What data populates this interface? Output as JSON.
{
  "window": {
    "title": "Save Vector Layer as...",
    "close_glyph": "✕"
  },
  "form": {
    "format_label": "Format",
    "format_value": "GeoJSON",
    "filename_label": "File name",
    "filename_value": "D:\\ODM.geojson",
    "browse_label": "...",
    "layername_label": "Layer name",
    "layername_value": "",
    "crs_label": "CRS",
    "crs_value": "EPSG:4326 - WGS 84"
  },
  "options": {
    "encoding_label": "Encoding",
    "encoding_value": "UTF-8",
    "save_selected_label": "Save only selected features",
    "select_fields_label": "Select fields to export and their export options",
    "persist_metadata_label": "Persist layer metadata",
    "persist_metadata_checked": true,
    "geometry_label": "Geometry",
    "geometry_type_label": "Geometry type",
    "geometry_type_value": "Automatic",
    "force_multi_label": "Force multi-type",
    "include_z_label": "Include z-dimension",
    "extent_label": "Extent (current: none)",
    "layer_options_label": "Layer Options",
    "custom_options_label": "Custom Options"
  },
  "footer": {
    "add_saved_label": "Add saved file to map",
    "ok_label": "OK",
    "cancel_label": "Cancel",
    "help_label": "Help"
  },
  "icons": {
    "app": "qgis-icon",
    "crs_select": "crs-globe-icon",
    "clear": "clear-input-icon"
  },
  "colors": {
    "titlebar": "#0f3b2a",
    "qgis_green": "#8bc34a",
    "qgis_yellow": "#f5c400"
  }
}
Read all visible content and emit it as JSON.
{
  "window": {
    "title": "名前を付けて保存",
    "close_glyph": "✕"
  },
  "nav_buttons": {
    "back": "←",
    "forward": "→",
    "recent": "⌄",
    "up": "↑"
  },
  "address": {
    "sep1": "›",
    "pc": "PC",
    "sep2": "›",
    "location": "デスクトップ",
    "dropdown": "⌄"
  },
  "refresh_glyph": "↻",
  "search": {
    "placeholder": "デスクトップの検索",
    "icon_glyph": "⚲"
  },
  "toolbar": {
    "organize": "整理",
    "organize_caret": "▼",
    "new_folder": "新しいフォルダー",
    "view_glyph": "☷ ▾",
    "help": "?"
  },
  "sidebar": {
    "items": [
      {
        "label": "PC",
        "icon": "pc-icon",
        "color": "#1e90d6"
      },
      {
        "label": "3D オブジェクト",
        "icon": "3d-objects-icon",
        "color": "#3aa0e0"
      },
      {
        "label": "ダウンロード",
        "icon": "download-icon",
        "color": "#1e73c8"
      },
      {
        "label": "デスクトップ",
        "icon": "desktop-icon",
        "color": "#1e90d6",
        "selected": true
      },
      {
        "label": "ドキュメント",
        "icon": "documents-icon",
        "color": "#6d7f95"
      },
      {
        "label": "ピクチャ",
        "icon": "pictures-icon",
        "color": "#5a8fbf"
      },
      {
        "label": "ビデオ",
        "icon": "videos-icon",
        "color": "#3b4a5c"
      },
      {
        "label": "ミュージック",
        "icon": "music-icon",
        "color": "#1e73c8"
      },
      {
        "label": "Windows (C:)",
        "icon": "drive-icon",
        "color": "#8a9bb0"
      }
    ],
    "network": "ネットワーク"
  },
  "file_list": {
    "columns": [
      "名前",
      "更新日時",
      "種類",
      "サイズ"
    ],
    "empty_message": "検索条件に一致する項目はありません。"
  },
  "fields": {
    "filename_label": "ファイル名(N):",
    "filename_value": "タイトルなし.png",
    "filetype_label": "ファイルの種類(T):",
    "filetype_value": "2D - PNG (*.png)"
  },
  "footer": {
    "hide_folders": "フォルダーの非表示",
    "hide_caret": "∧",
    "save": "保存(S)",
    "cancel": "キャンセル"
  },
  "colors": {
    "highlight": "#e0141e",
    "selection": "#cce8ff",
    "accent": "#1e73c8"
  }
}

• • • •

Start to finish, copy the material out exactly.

What data populates this interface? Output as JSON.
{
  "window": {
    "title": "Save Vector Layer as...",
    "close_glyph": "✕"
  },
  "form": {
    "format_label": "Format",
    "format_value": "GeoJSON",
    "filename_label": "File name",
    "filename_value": "D:\\ODM.geojson",
    "browse_label": "...",
    "layername_label": "Layer name",
    "layername_value": "",
    "crs_label": "CRS",
    "crs_value": "EPSG:4326 - WGS 84"
  },
  "options": {
    "encoding_label": "Encoding",
    "encoding_value": "UTF-8",
    "save_selected_label": "Save only selected features",
    "select_fields_label": "Select fields to export and their export options",
    "persist_metadata_label": "Persist layer metadata",
    "persist_metadata_checked": true,
    "geometry_label": "Geometry",
    "geometry_type_label": "Geometry type",
    "geometry_type_value": "Automatic",
    "force_multi_label": "Force multi-type",
    "include_z_label": "Include z-dimension",
    "extent_label": "Extent (current: none)",
    "layer_options_label": "Layer Options",
    "custom_options_label": "Custom Options"
  },
  "footer": {
    "add_saved_label": "Add saved file to map",
    "ok_label": "OK",
    "cancel_label": "Cancel",
    "help_label": "Help"
  },
  "icons": {
    "app": "qgis-icon",
    "crs_select": "crs-globe-icon",
    "clear": "clear-input-icon"
  },
  "colors": {
    "titlebar": "#0f3b2a",
    "qgis_green": "#8bc34a",
    "qgis_yellow": "#f5c400"
  }
}
Read all visible content and emit it as JSON.
{
  "window": {
    "title": "名前を付けて保存",
    "close_glyph": "✕"
  },
  "nav_buttons": {
    "back": "←",
    "forward": "→",
    "recent": "⌄",
    "up": "↑"
  },
  "address": {
    "sep1": "›",
    "pc": "PC",
    "sep2": "›",
    "location": "デスクトップ",
    "dropdown": "⌄"
  },
  "refresh_glyph": "↻",
  "search": {
    "placeholder": "デスクトップの検索",
    "icon_glyph": "⚲"
  },
  "toolbar": {
    "organize": "整理",
    "organize_caret": "▼",
    "new_folder": "新しいフォルダー",
    "view_glyph": "☷ ▾",
    "help": "?"
  },
  "sidebar": {
    "items": [
      {
        "label": "PC",
        "icon": "pc-icon",
        "color": "#1e90d6"
      },
      {
        "label": "3D オブジェクト",
        "icon": "3d-objects-icon",
        "color": "#3aa0e0"
      },
      {
        "label": "ダウンロード",
        "icon": "download-icon",
        "color": "#1e73c8"
      },
      {
        "label": "デスクトップ",
        "icon": "desktop-icon",
        "color": "#1e90d6",
        "selected": true
      },
      {
        "label": "ドキュメント",
        "icon": "documents-icon",
        "color": "#6d7f95"
      },
      {
        "label": "ピクチャ",
        "icon": "pictures-icon",
        "color": "#5a8fbf"
      },
      {
        "label": "ビデオ",
        "icon": "videos-icon",
        "color": "#3b4a5c"
      },
      {
        "label": "ミュージック",
        "icon": "music-icon",
        "color": "#1e73c8"
      },
      {
        "label": "Windows (C:)",
        "icon": "drive-icon",
        "color": "#8a9bb0"
      }
    ],
    "network": "ネットワーク"
  },
  "file_list": {
    "columns": [
      "名前",
      "更新日時",
      "種類",
      "サイズ"
    ],
    "empty_message": "検索条件に一致する項目はありません。"
  },
  "fields": {
    "filename_label": "ファイル名(N):",
    "filename_value": "タイトルなし.png",
    "filetype_label": "ファイルの種類(T):",
    "filetype_value": "2D - PNG (*.png)"
  },
  "footer": {
    "hide_folders": "フォルダーの非表示",
    "hide_caret": "∧",
    "save": "保存(S)",
    "cancel": "キャンセル"
  },
  "colors": {
    "highlight": "#e0141e",
    "selection": "#cce8ff",
    "accent": "#1e73c8"
  }
}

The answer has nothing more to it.